**** EXCERPTED RECORDS
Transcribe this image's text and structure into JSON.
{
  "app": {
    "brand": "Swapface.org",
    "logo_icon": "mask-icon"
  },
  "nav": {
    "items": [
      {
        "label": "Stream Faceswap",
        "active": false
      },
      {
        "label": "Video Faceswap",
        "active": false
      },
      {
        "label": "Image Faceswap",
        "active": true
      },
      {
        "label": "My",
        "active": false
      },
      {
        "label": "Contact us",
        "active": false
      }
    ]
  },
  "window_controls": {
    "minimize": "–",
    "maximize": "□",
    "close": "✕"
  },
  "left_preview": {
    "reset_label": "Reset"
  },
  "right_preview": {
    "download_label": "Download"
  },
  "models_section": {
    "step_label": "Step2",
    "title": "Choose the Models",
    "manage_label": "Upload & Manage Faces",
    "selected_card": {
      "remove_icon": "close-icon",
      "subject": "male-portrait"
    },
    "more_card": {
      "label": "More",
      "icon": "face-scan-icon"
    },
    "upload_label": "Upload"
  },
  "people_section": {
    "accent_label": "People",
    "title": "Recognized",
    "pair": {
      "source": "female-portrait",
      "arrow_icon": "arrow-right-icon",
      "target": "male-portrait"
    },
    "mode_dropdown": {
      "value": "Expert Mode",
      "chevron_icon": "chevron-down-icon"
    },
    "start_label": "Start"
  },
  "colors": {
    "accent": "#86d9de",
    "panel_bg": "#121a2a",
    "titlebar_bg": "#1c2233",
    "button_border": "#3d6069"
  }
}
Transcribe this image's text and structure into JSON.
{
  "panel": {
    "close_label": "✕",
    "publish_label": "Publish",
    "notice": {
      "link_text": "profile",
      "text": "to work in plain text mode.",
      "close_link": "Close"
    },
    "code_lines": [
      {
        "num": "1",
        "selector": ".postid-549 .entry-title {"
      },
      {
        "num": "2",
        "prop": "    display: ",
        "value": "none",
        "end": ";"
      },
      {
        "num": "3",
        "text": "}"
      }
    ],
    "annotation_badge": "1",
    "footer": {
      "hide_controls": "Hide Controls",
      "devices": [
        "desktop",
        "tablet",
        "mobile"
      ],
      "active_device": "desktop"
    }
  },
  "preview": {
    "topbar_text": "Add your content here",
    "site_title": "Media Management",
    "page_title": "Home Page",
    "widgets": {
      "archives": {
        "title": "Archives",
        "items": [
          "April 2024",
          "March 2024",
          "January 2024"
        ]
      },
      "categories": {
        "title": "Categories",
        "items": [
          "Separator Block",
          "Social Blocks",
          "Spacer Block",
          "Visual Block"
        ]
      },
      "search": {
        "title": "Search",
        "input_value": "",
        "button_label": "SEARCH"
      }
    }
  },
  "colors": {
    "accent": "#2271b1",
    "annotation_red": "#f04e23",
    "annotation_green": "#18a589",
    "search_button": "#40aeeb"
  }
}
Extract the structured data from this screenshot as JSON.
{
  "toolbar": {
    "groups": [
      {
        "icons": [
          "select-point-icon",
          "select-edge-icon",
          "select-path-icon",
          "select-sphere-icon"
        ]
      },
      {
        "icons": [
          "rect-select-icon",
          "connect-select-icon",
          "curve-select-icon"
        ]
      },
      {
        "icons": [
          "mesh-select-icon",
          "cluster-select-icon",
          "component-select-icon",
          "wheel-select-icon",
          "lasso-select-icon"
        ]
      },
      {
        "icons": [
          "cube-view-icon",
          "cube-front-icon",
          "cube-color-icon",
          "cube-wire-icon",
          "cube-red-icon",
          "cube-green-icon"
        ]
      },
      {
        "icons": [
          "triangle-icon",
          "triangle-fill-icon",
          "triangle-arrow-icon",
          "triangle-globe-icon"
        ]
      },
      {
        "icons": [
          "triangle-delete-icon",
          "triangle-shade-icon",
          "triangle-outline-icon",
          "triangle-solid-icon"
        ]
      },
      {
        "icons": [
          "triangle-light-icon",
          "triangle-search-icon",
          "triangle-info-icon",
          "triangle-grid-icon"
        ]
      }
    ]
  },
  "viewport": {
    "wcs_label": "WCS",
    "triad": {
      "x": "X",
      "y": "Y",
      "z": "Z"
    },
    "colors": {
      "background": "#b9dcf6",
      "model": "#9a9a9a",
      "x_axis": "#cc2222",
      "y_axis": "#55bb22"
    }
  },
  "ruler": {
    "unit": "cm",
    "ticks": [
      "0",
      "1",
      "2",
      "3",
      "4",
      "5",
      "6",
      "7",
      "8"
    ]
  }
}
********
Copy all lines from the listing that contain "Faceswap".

**RESULT:**
        "label": "Stream Faceswap",
        "label": "Video Faceswap",
        "label": "Image Faceswap",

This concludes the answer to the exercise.